Data items:
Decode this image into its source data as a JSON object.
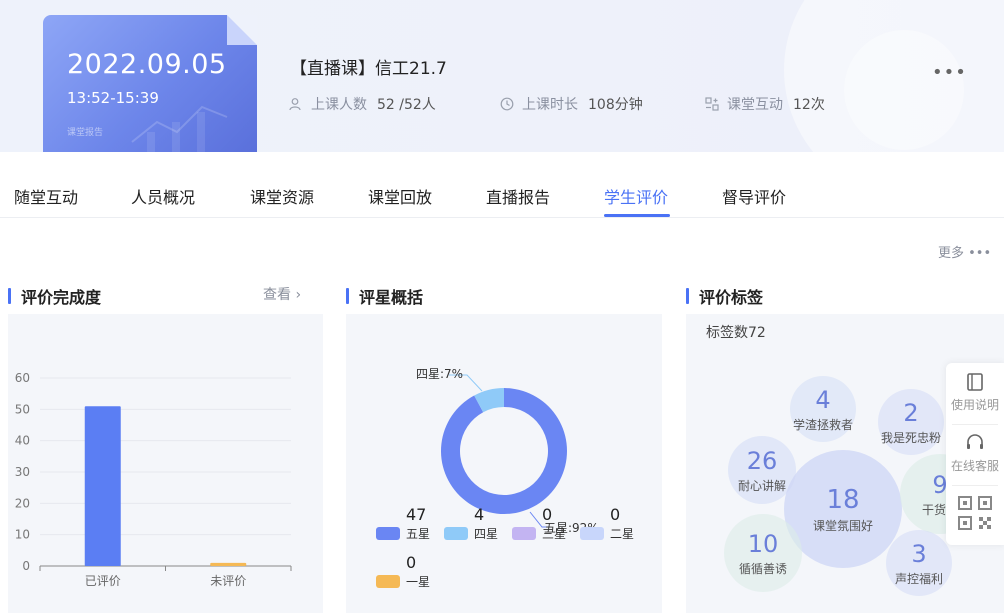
{
  "header": {
    "date": "2022.09.05",
    "time": "13:52-15:39",
    "card_sub": "课堂报告",
    "course_title": "【直播课】信工21.7",
    "stats": [
      {
        "label": "上课人数",
        "value": "52 /52人",
        "icon": "people-icon"
      },
      {
        "label": "上课时长",
        "value": "108分钟",
        "icon": "clock-icon"
      },
      {
        "label": "课堂互动",
        "value": "12次",
        "icon": "interaction-icon"
      }
    ],
    "more": "•••"
  },
  "tabs": [
    {
      "label": "随堂互动"
    },
    {
      "label": "人员概况"
    },
    {
      "label": "课堂资源"
    },
    {
      "label": "课堂回放"
    },
    {
      "label": "直播报告"
    },
    {
      "label": "学生评价",
      "active": true
    },
    {
      "label": "督导评价"
    }
  ],
  "more_link": "更多 •••",
  "panels": {
    "completion": {
      "title": "评价完成度",
      "view": "查看 ›"
    },
    "stars": {
      "title": "评星概括"
    },
    "tags": {
      "title": "评价标签",
      "tag_count": "标签数72"
    }
  },
  "chart_data": [
    {
      "type": "bar",
      "categories": [
        "已评价",
        "未评价"
      ],
      "values": [
        51,
        1
      ],
      "ylim": [
        0,
        60
      ],
      "yticks": [
        0,
        10,
        20,
        30,
        40,
        50,
        60
      ],
      "colors": [
        "#5b7ef3",
        "#f5b955"
      ],
      "grid": true
    },
    {
      "type": "pie",
      "donut": true,
      "slices": [
        {
          "name": "五星",
          "value": 47,
          "color": "#6a86f3"
        },
        {
          "name": "四星",
          "value": 4,
          "color": "#8fcaf8"
        },
        {
          "name": "三星",
          "value": 0,
          "color": "#c3b4f2"
        },
        {
          "name": "二星",
          "value": 0,
          "color": "#c8d6fb"
        },
        {
          "name": "一星",
          "value": 0,
          "color": "#f5b955"
        }
      ],
      "annotations": [
        {
          "text": "四星:7%"
        },
        {
          "text": "五星:92%"
        }
      ]
    }
  ],
  "tag_bubbles": [
    {
      "count": "4",
      "label": "学渣拯救者"
    },
    {
      "count": "2",
      "label": "我是死忠粉"
    },
    {
      "count": "26",
      "label": "耐心讲解"
    },
    {
      "count": "18",
      "label": "课堂氛围好"
    },
    {
      "count": "9",
      "label": "干货满"
    },
    {
      "count": "10",
      "label": "循循善诱"
    },
    {
      "count": "3",
      "label": "声控福利"
    }
  ],
  "side": {
    "manual": "使用说明",
    "service": "在线客服"
  },
  "colors": {
    "accent": "#4a72f5"
  }
}
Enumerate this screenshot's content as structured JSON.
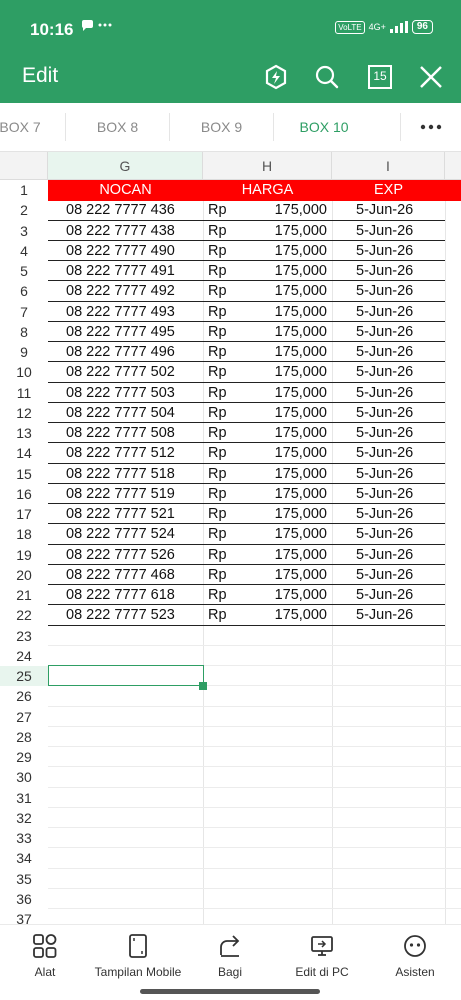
{
  "status_bar": {
    "time": "10:16",
    "network_type": "4G+",
    "sim_badge": "VoLTE",
    "battery": "96"
  },
  "app_bar": {
    "title": "Edit",
    "page_count": "15"
  },
  "sheet_tabs": [
    {
      "label": "BOX 7",
      "active": false
    },
    {
      "label": "BOX 8",
      "active": false
    },
    {
      "label": "BOX 9",
      "active": false
    },
    {
      "label": "BOX 10",
      "active": true
    }
  ],
  "columns": [
    "G",
    "H",
    "I"
  ],
  "header_row": {
    "nocan": "NOCAN",
    "harga": "HARGA",
    "exp": "EXP"
  },
  "rows": [
    {
      "num": "2",
      "nocan": "08 222 7777 436",
      "currency": "Rp",
      "harga": "175,000",
      "exp": "5-Jun-26"
    },
    {
      "num": "3",
      "nocan": "08 222 7777 438",
      "currency": "Rp",
      "harga": "175,000",
      "exp": "5-Jun-26"
    },
    {
      "num": "4",
      "nocan": "08 222 7777 490",
      "currency": "Rp",
      "harga": "175,000",
      "exp": "5-Jun-26"
    },
    {
      "num": "5",
      "nocan": "08 222 7777 491",
      "currency": "Rp",
      "harga": "175,000",
      "exp": "5-Jun-26"
    },
    {
      "num": "6",
      "nocan": "08 222 7777 492",
      "currency": "Rp",
      "harga": "175,000",
      "exp": "5-Jun-26"
    },
    {
      "num": "7",
      "nocan": "08 222 7777 493",
      "currency": "Rp",
      "harga": "175,000",
      "exp": "5-Jun-26"
    },
    {
      "num": "8",
      "nocan": "08 222 7777 495",
      "currency": "Rp",
      "harga": "175,000",
      "exp": "5-Jun-26"
    },
    {
      "num": "9",
      "nocan": "08 222 7777 496",
      "currency": "Rp",
      "harga": "175,000",
      "exp": "5-Jun-26"
    },
    {
      "num": "10",
      "nocan": "08 222 7777 502",
      "currency": "Rp",
      "harga": "175,000",
      "exp": "5-Jun-26"
    },
    {
      "num": "11",
      "nocan": "08 222 7777 503",
      "currency": "Rp",
      "harga": "175,000",
      "exp": "5-Jun-26"
    },
    {
      "num": "12",
      "nocan": "08 222 7777 504",
      "currency": "Rp",
      "harga": "175,000",
      "exp": "5-Jun-26"
    },
    {
      "num": "13",
      "nocan": "08 222 7777 508",
      "currency": "Rp",
      "harga": "175,000",
      "exp": "5-Jun-26"
    },
    {
      "num": "14",
      "nocan": "08 222 7777 512",
      "currency": "Rp",
      "harga": "175,000",
      "exp": "5-Jun-26"
    },
    {
      "num": "15",
      "nocan": "08 222 7777 518",
      "currency": "Rp",
      "harga": "175,000",
      "exp": "5-Jun-26"
    },
    {
      "num": "16",
      "nocan": "08 222 7777 519",
      "currency": "Rp",
      "harga": "175,000",
      "exp": "5-Jun-26"
    },
    {
      "num": "17",
      "nocan": "08 222 7777 521",
      "currency": "Rp",
      "harga": "175,000",
      "exp": "5-Jun-26"
    },
    {
      "num": "18",
      "nocan": "08 222 7777 524",
      "currency": "Rp",
      "harga": "175,000",
      "exp": "5-Jun-26"
    },
    {
      "num": "19",
      "nocan": "08 222 7777 526",
      "currency": "Rp",
      "harga": "175,000",
      "exp": "5-Jun-26"
    },
    {
      "num": "20",
      "nocan": "08 222 7777 468",
      "currency": "Rp",
      "harga": "175,000",
      "exp": "5-Jun-26"
    },
    {
      "num": "21",
      "nocan": "08 222 7777 618",
      "currency": "Rp",
      "harga": "175,000",
      "exp": "5-Jun-26"
    },
    {
      "num": "22",
      "nocan": "08 222 7777 523",
      "currency": "Rp",
      "harga": "175,000",
      "exp": "5-Jun-26"
    }
  ],
  "empty_row_numbers": [
    "23",
    "24",
    "25",
    "26",
    "27",
    "28",
    "29",
    "30",
    "31",
    "32",
    "33",
    "34",
    "35",
    "36",
    "37"
  ],
  "selected_row": "25",
  "toolbar": [
    {
      "label": "Alat",
      "icon": "grid-tools-icon"
    },
    {
      "label": "Tampilan Mobile",
      "icon": "mobile-view-icon"
    },
    {
      "label": "Bagi",
      "icon": "share-icon"
    },
    {
      "label": "Edit di PC",
      "icon": "pc-monitor-icon"
    },
    {
      "label": "Asisten",
      "icon": "assistant-icon"
    }
  ],
  "colors": {
    "accent": "#2e9e64",
    "header_fill": "#ff0000"
  }
}
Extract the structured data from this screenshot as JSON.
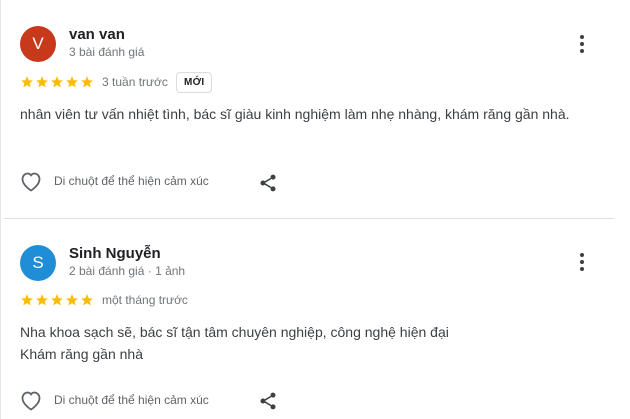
{
  "reviews": [
    {
      "avatar_letter": "V",
      "avatar_color": "#c8391b",
      "name": "van van",
      "meta": "3 bài đánh giá",
      "stars": 5,
      "time": "3 tuần trước",
      "badge": "MỚI",
      "text": "nhân viên tư vấn nhiệt tình, bác sĩ giàu kinh nghiệm làm nhẹ nhàng, khám răng gần nhà.",
      "react_label": "Di chuột để thể hiện cảm xúc",
      "more_icon": "more-vert-icon",
      "share_icon": "share-icon"
    },
    {
      "avatar_letter": "S",
      "avatar_color": "#1f8ed6",
      "name": "Sinh Nguyễn",
      "meta": "2 bài đánh giá · 1 ảnh",
      "stars": 5,
      "time": "một tháng trước",
      "text_line1": "Nha khoa sạch sẽ, bác sĩ tận tâm chuyên nghiệp, công nghệ hiện đại",
      "text_line2": "Khám răng gần nhà",
      "react_label": "Di chuột để thể hiện cảm xúc",
      "more_icon": "more-vert-icon",
      "share_icon": "share-icon"
    }
  ],
  "colors": {
    "star": "#fbbc04",
    "text": "#3c4043",
    "meta": "#70757a"
  }
}
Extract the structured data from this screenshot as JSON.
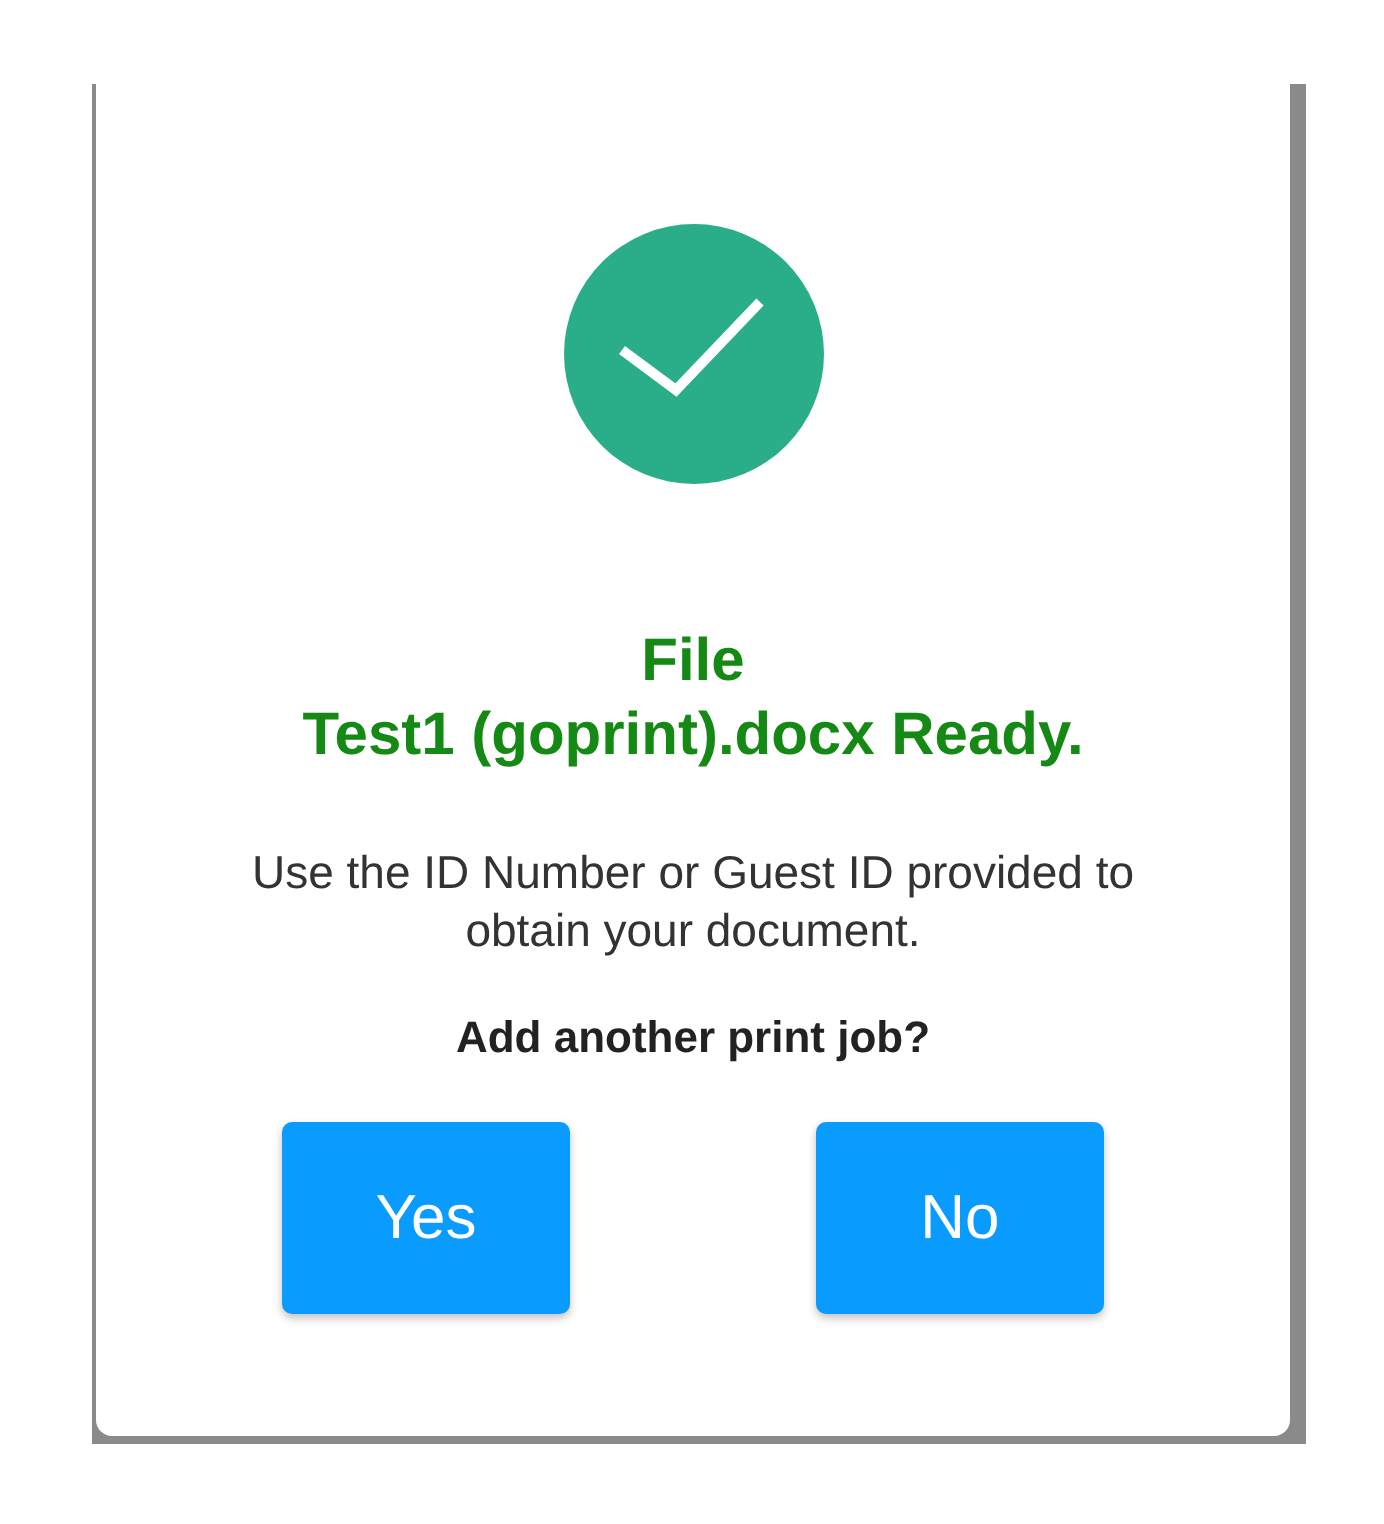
{
  "dialog": {
    "title_lines": [
      "File",
      "Test1 (goprint).docx Ready."
    ],
    "message": "Use the ID Number or Guest ID provided to obtain your document.",
    "question": "Add another print job?",
    "buttons": [
      "Yes",
      "No"
    ]
  }
}
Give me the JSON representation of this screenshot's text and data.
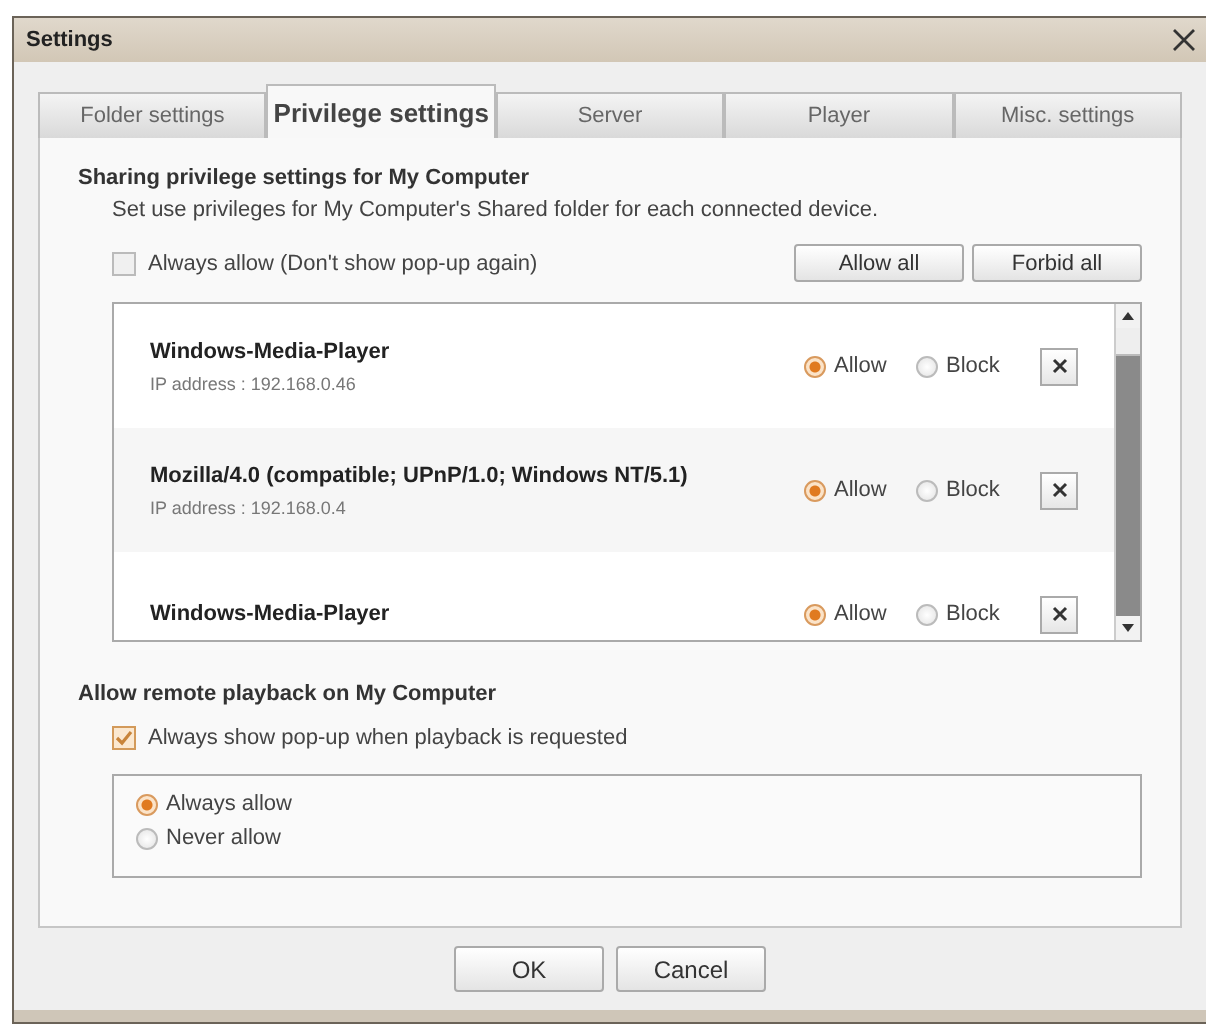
{
  "window": {
    "title": "Settings"
  },
  "tabs": [
    {
      "label": "Folder settings",
      "selected": false
    },
    {
      "label": "Privilege settings",
      "selected": true
    },
    {
      "label": "Server",
      "selected": false
    },
    {
      "label": "Player",
      "selected": false
    },
    {
      "label": "Misc. settings",
      "selected": false
    }
  ],
  "sharing": {
    "heading": "Sharing privilege settings for My Computer",
    "description": "Set use privileges for My Computer's Shared folder for each connected device.",
    "always_allow": {
      "label": "Always allow (Don't show pop-up again)",
      "checked": false
    },
    "buttons": [
      "Allow all",
      "Forbid all"
    ],
    "devices": [
      {
        "name": "Windows-Media-Player",
        "ip": "IP address : 192.168.0.46",
        "options": [
          {
            "label": "Allow",
            "selected": true
          },
          {
            "label": "Block",
            "selected": false
          }
        ]
      },
      {
        "name": "Mozilla/4.0 (compatible; UPnP/1.0; Windows NT/5.1)",
        "ip": "IP address : 192.168.0.4",
        "options": [
          {
            "label": "Allow",
            "selected": true
          },
          {
            "label": "Block",
            "selected": false
          }
        ]
      },
      {
        "name": "Windows-Media-Player",
        "options": [
          {
            "label": "Allow",
            "selected": true
          },
          {
            "label": "Block",
            "selected": false
          }
        ]
      }
    ]
  },
  "remote": {
    "heading": "Allow remote playback on My Computer",
    "popup": {
      "label": "Always show pop-up when playback is requested",
      "checked": true
    },
    "options": [
      {
        "label": "Always allow",
        "selected": true
      },
      {
        "label": "Never allow",
        "selected": false
      }
    ]
  },
  "buttons": [
    "OK",
    "Cancel"
  ]
}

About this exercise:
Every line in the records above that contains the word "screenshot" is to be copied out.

Problem solution:
Enumerate this screenshot's content as structured JSON.
Extract the structured data from this screenshot as JSON.
Extract the structured data from this screenshot as JSON.
Give me the JSON representation of this screenshot's text and data.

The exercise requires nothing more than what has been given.